Background: Dietary interventions as a means for atopy prevention attract great interest. Some studies in rural environments claimed an inverse association between consumption of farm-produced dairy products and the prevalence of allergic diseases, but current evidence is controversial.
Objective: To investigate whether consumption of farm-produced products is associated with a lower prevalence of asthma and allergy when compared with shop-purchased products.
Methods: Cross sectional multi-centre study (PARSIFAL) including 14,893 children aged 5-13 years from five European countries (2823 from farm families and 4606 attending Steiner Schools as well as 5440 farm reference and 2024 Steiner reference children). A detailed questionnaire including a dietary component was completed and allergen-specific IgE was measured in serum.
Results: Farm milk consumption ever in life showed a statistically significant inverse association with asthma: covariate adjusted odds ratio (aOR) 0.74 [95% confidence interval (CI) 0.61-0.88], rhinoconjunctivitis: aOR 0.56 (0.43-0.73) and sensitization to pollen and the food mix fx5 (cut-off level of >or=3.5 kU/L): aOR 0.67 (0.47-0.96) and aOR 0.42 (0.19-0.92), respectively, and sensitization to horse dander: aOR 0.50 (95% CI 0.28-0.87). The associations were observed in all four subpopulations and independent of farm-related co-exposures. Other farm-produced products were not independently related to any allergy-related health outcome.
Conclusion: Our results indicate that consumption of farm milk may offer protection against asthma and allergy.

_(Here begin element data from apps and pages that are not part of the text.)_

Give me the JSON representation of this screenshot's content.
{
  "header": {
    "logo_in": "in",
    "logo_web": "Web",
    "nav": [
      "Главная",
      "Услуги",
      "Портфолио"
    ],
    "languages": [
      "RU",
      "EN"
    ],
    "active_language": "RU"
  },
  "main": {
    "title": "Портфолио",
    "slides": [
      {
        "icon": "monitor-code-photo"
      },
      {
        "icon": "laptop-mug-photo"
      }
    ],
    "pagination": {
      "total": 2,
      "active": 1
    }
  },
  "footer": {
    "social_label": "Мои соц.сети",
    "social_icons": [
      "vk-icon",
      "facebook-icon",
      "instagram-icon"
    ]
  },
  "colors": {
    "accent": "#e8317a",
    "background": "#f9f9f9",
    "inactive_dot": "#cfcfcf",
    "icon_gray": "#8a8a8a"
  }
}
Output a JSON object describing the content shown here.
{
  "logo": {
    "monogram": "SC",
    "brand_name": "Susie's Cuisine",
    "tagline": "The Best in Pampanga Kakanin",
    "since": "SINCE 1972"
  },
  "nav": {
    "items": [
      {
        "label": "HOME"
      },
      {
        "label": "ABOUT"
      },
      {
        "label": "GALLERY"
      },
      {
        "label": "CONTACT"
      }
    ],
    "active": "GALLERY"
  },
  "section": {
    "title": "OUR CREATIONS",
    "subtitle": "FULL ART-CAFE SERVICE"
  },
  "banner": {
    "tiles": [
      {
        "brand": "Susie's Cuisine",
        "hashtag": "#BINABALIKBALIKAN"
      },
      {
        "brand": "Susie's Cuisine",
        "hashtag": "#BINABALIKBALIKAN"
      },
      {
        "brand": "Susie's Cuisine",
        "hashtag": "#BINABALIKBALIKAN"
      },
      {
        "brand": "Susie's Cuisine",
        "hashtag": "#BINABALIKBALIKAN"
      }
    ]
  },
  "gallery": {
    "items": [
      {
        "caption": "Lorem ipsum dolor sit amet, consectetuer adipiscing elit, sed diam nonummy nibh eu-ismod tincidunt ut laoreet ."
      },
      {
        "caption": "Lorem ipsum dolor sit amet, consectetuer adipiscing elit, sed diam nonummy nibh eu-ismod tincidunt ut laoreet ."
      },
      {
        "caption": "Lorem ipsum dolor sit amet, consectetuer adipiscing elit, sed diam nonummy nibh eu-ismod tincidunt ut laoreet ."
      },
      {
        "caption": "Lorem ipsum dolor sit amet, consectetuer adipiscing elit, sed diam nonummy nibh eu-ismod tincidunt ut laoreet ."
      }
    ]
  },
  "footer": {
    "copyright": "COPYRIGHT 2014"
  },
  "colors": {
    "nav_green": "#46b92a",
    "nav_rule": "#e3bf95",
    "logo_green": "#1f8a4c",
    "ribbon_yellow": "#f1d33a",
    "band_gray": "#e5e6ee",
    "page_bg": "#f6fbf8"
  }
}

A deepened understanding of the relevant protective components of farm milk and a better insight into the biological mechanisms underlying this association are warranted as a basis for the development of a safe product for prevention.